Problem to work on:
Wherever a line in the material contains the word "JSON", copy that line.

Study material:
####

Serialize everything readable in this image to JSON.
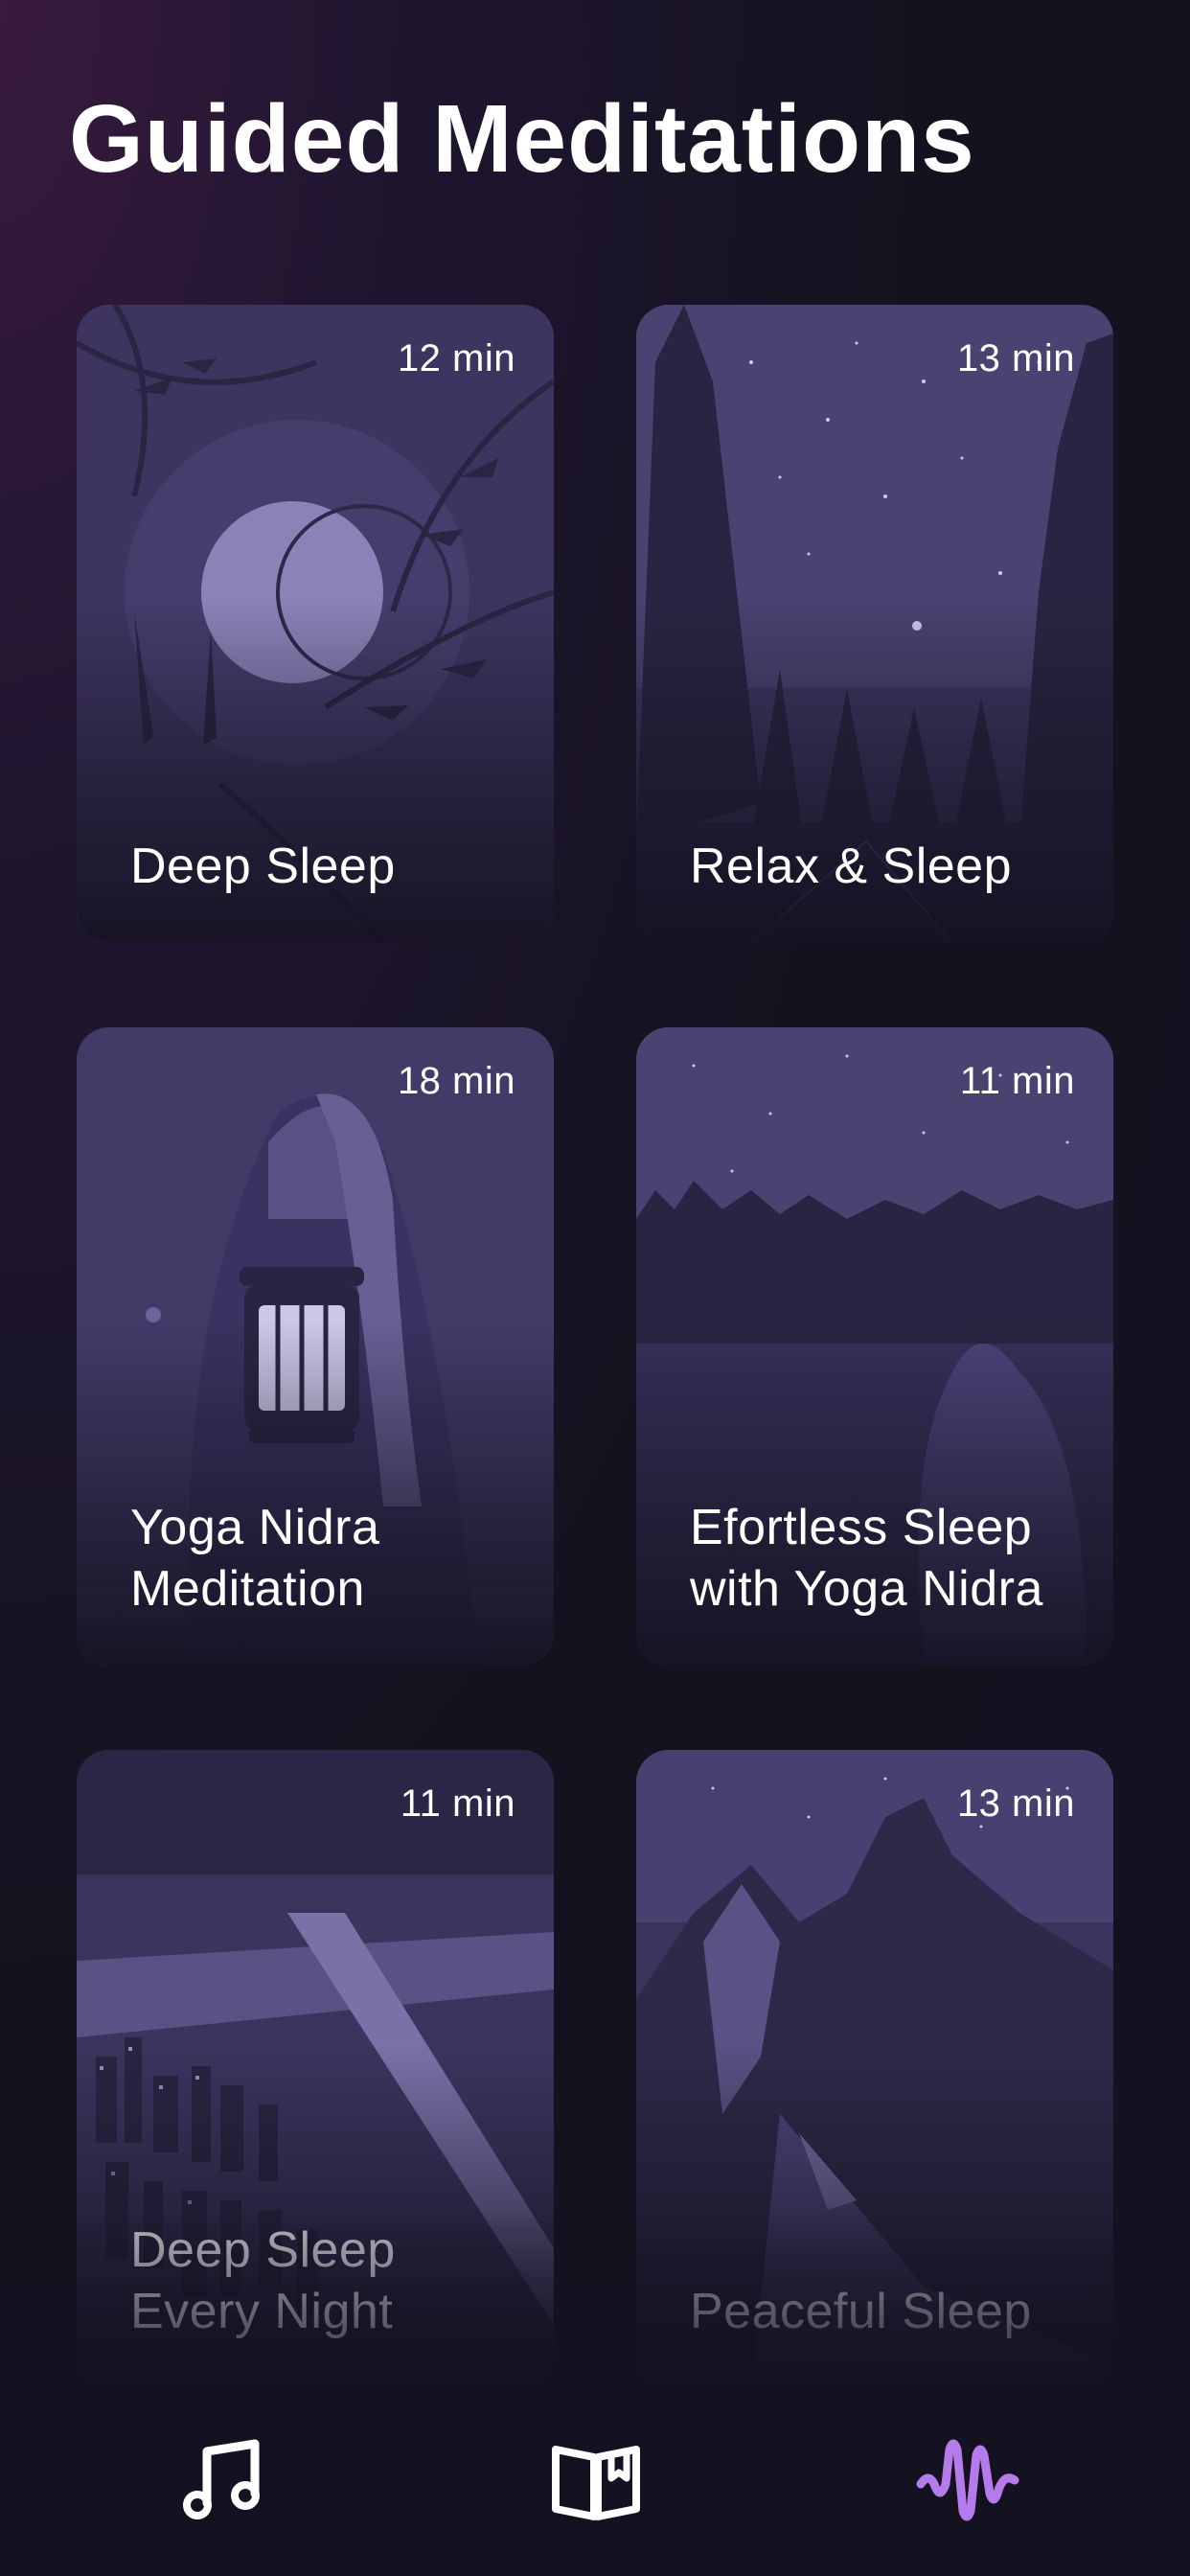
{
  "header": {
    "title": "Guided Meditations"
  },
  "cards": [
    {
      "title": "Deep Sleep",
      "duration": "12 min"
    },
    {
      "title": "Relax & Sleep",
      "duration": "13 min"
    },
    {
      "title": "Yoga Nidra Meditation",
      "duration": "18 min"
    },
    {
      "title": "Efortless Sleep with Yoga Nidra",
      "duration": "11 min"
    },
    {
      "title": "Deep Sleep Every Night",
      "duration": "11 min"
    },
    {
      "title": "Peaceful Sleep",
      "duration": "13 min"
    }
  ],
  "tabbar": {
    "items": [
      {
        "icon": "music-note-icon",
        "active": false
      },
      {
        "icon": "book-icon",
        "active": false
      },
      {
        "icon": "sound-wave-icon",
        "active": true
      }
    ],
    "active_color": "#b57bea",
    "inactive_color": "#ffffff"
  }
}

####

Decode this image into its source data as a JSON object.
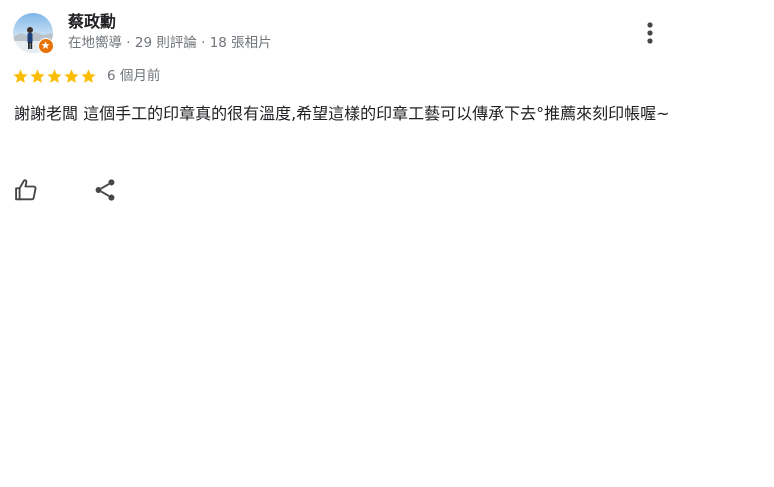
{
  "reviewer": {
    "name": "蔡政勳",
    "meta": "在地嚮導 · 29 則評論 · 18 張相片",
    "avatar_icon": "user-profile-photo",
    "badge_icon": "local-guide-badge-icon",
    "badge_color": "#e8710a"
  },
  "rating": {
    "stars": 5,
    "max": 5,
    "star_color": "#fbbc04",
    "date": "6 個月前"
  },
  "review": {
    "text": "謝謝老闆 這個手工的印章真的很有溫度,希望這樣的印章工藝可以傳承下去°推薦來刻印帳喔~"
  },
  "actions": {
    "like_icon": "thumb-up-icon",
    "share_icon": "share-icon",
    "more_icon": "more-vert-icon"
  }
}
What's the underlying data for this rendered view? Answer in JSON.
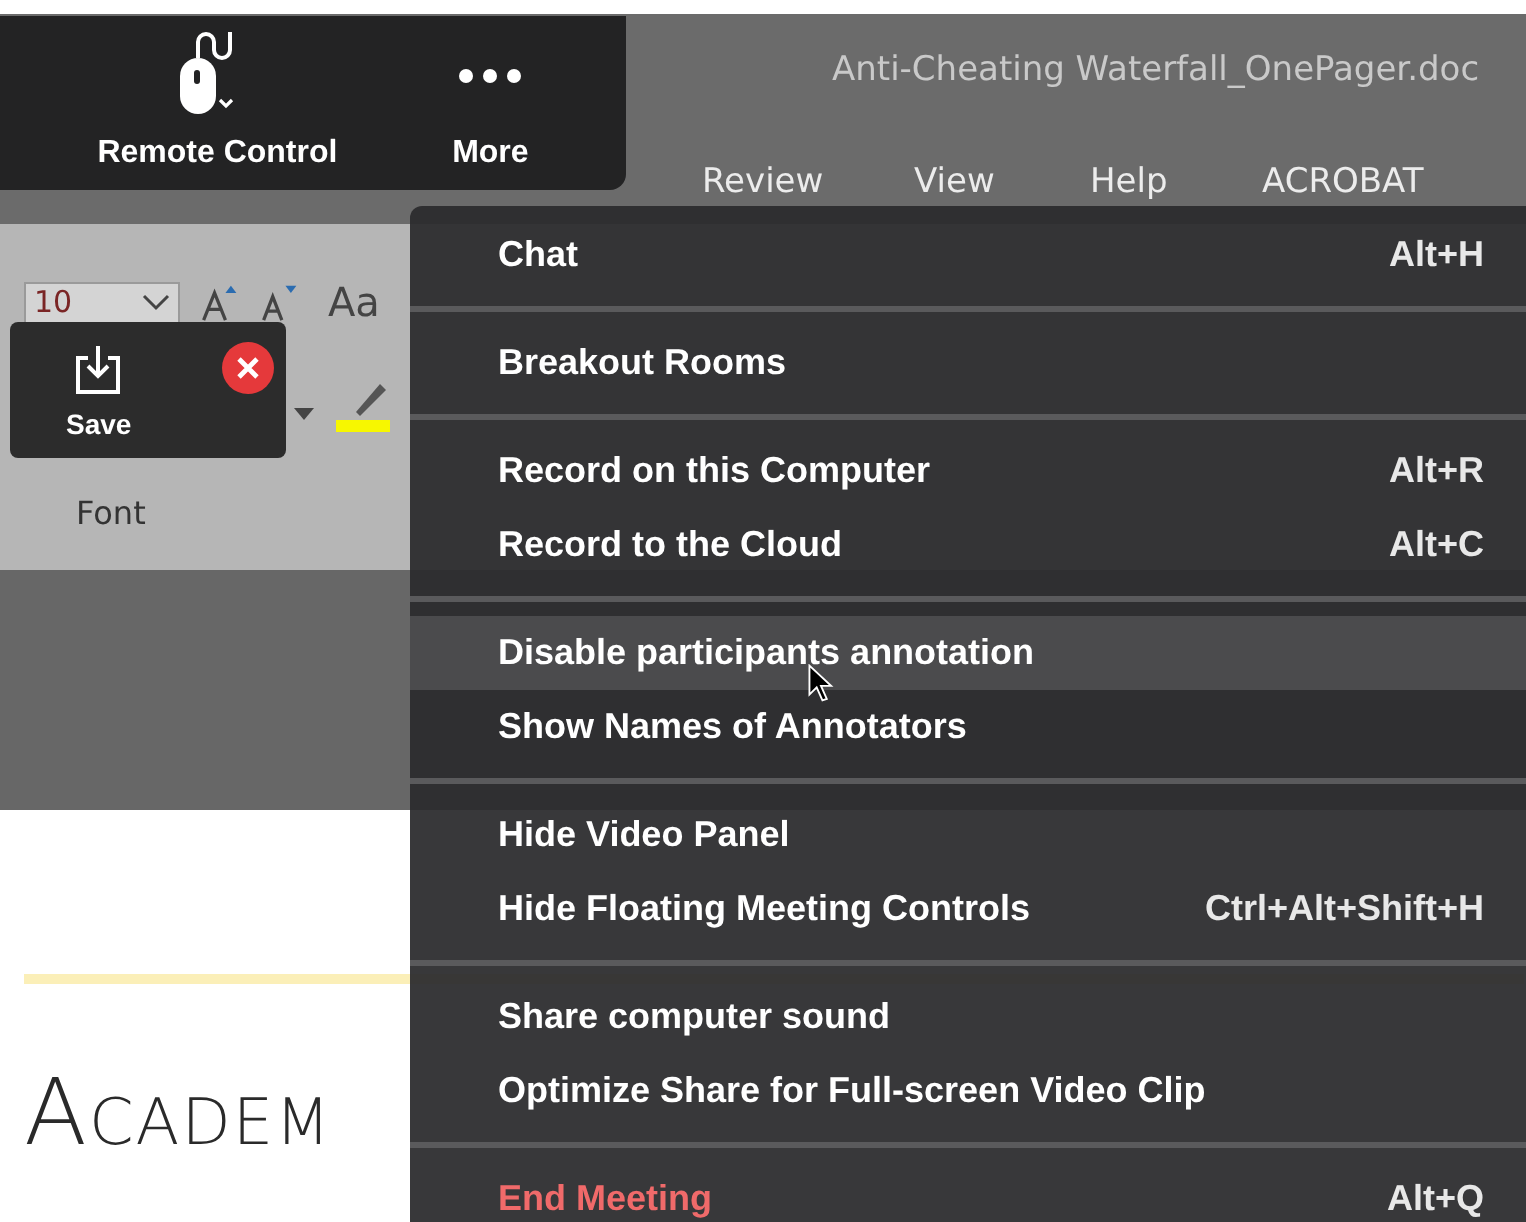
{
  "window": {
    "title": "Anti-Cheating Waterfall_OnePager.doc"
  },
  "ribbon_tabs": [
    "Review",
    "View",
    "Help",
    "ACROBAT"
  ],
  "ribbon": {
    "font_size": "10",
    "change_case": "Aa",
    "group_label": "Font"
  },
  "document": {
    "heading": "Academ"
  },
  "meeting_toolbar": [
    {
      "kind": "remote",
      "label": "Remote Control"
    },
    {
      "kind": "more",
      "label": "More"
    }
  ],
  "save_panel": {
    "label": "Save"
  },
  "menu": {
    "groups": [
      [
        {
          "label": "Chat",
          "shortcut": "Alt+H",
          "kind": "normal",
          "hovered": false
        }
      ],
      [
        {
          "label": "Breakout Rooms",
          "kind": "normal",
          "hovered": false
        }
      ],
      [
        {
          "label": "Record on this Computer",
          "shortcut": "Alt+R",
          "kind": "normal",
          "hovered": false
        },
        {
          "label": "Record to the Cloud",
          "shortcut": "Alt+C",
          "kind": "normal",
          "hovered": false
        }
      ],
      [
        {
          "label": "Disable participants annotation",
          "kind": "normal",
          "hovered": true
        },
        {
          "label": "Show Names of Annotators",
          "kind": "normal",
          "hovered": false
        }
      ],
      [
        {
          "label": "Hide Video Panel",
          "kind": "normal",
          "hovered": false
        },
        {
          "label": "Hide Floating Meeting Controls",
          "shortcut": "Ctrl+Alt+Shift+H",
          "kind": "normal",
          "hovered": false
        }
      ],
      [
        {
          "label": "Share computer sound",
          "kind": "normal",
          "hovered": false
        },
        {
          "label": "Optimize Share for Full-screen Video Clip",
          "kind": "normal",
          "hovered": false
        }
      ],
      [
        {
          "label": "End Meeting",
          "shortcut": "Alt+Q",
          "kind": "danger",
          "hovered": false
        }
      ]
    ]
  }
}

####

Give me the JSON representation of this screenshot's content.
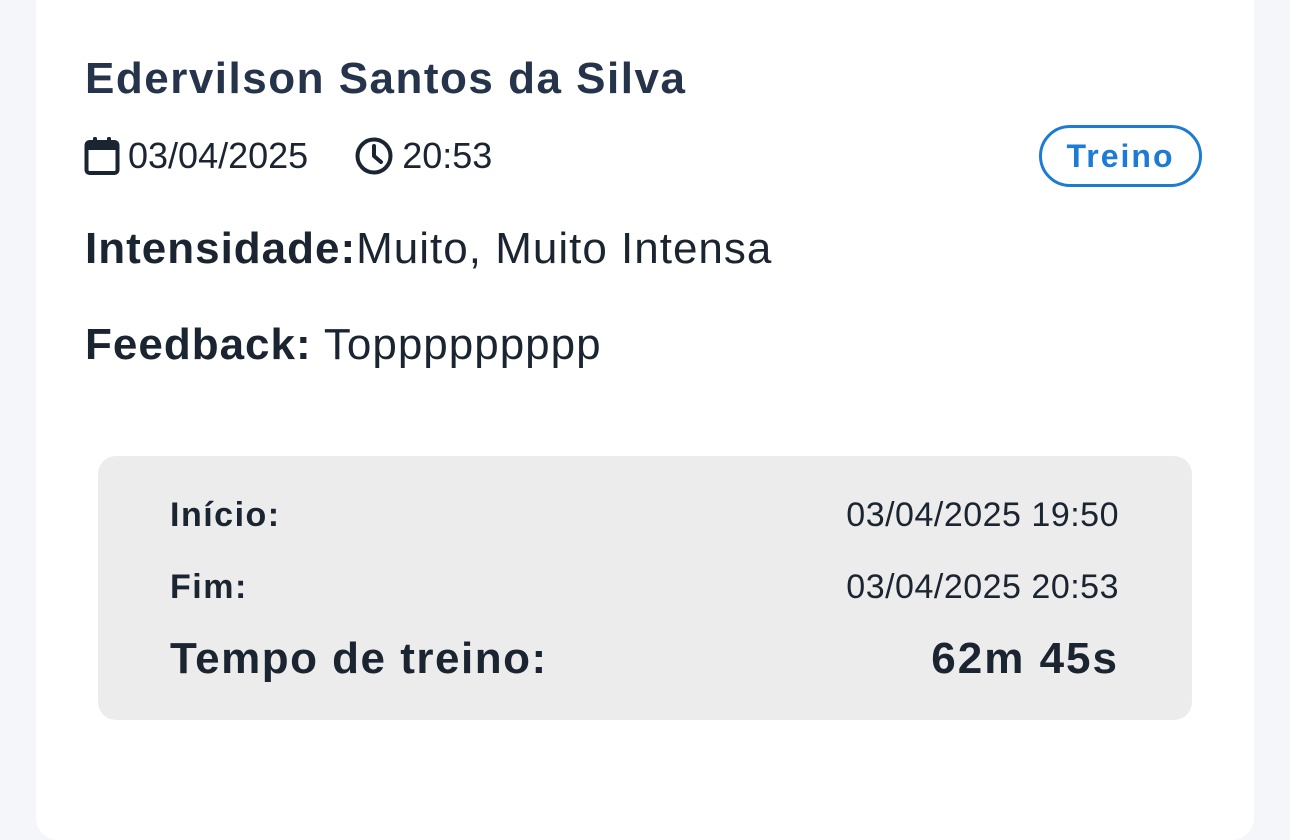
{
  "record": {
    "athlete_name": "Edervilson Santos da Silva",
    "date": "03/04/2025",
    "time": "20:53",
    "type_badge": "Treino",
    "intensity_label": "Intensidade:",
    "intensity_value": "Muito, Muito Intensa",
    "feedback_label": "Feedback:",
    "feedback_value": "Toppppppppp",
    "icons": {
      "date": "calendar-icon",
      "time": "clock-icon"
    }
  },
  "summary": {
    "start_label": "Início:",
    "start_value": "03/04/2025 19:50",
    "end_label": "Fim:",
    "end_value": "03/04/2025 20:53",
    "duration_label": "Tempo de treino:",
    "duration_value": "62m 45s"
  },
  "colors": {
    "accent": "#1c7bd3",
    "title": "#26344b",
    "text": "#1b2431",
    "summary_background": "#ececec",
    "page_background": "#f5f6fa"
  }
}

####

Response area:
Serialize everything readable in this image to JSON.
Decode this image into its source data as a JSON object.
What's the underlying data for this rendered view? Answer in JSON.
Give me the JSON representation of this screenshot's content.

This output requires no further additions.